At the end of every Mayan long-count, season, year, five minutes (or whatever timescale you use), it’s worth having a good look at your life and deciding what works and what doesn’t.
One of the things we’ve decided doesn’t work for us any more is pigs.
About five years ago, I blogged our reasons for getting into pigs. It’s been an easy experience on the whole, but continuing to keep them was going to get harder. Successive pigs have cleared the areas we wanted clearing and, to save the trees, we were going to move the next set into the horse field. But the only place for them is South facing, which meant we were going to have to build more structures and put in infrastructure.
The financial cost of feeding the pigs has also been noticeable this year, living on (by Western standards) a very low income. We planted a field with an animal food crop, cut it, stooked it, stacked it – all by hand – and still have it sitting down there waiting for threshing. We haven’t had the time, energy or space to process it. Sometimes Pepito breaks out and buried his face in a stack. Occasionally I catch deer having an easy meal. We don’t know how much grain we harvested, but we both decided the physical cost of growing food for big animals is not sustainable. After watching a couple of very interesting films (“Forks over knives” being one), and realising how many vegetables we could grow – or even buy – for the €15 a week we were putting into our pigs, plus how much they tie us to the land, we decided that these would be our last.
I suspect, if keeping animals for meat was assessed at a global level, the conclusion would be the same. The energy investment for the return in meat wouldn’t make economic sense.
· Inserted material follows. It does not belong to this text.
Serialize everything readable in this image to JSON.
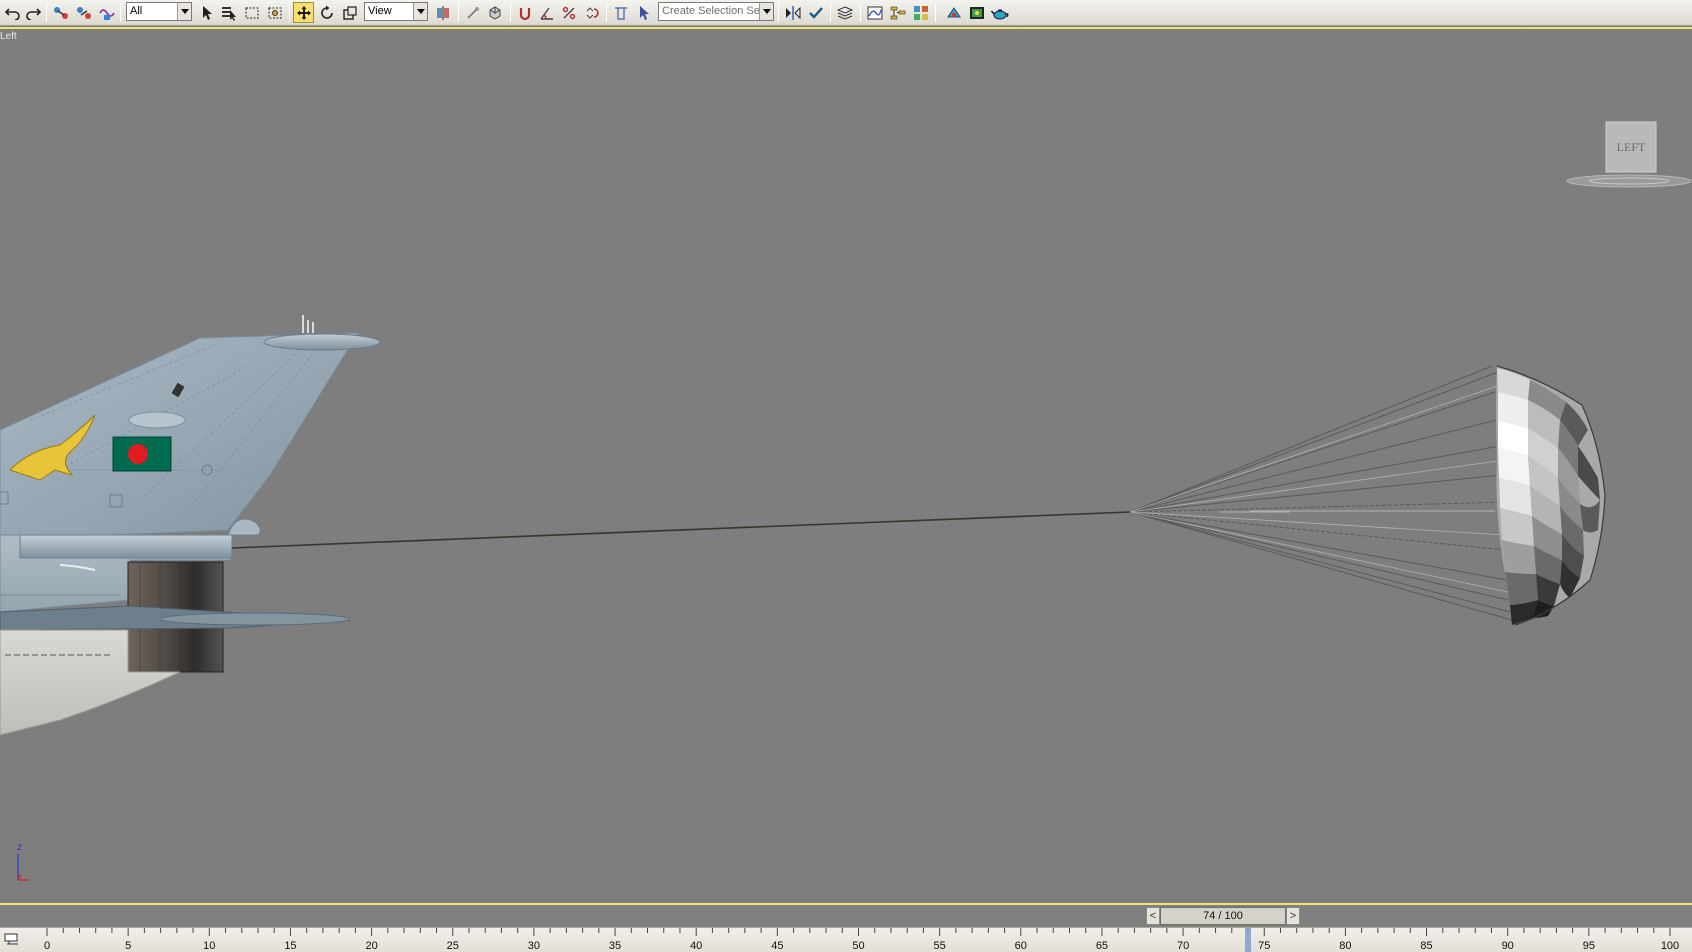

Large animals would disappear from our landscape, meat from our diet, and the world would be a healthier, happier place. You don’t believe me? Watch the film.
We’ve also decided to stop breeding rabbits for meat and will be keeping some for pets. You might think this extravagant, but if you’d seen a young rabbit and his mother survive myxomatosis, you’d probably do the same. Our last rabbits will live out their days and be buried here. We’re even reducing our stock of chickens.
But this once-in-an-age review is about more than livestock. Having fewer animals means doing less work, which gives us more time to use our other skills. Next year, Her Outdoors is going to create a range of crafty products using recycled materials, and more art (among other things).
I’m going to start working for people as an extreme gardener, join a band, get involved in the transition town movement (I just learnt our nearest town has become the first in Aquitaine) and sell my professional skills as an ethical copywriter.
All of this feels very appropriate, positive and timely.
On which point, I find one thing about the Mayan calendar very exciting. For the first time, billions of our fellow humans will be focused on the destiny of our species at the same moment. For one day, we will have the opportunity to look at ourselves and decide what works and what doesn’t. In the days that follow, we will have the opportunity to become a better species. To find a more healthy balance between work and play. To use more of our talents. To move, collectively, from fear and survival on a rock floating through space, to joy and thrival.
I have a feeling that the new age is going to be excellent.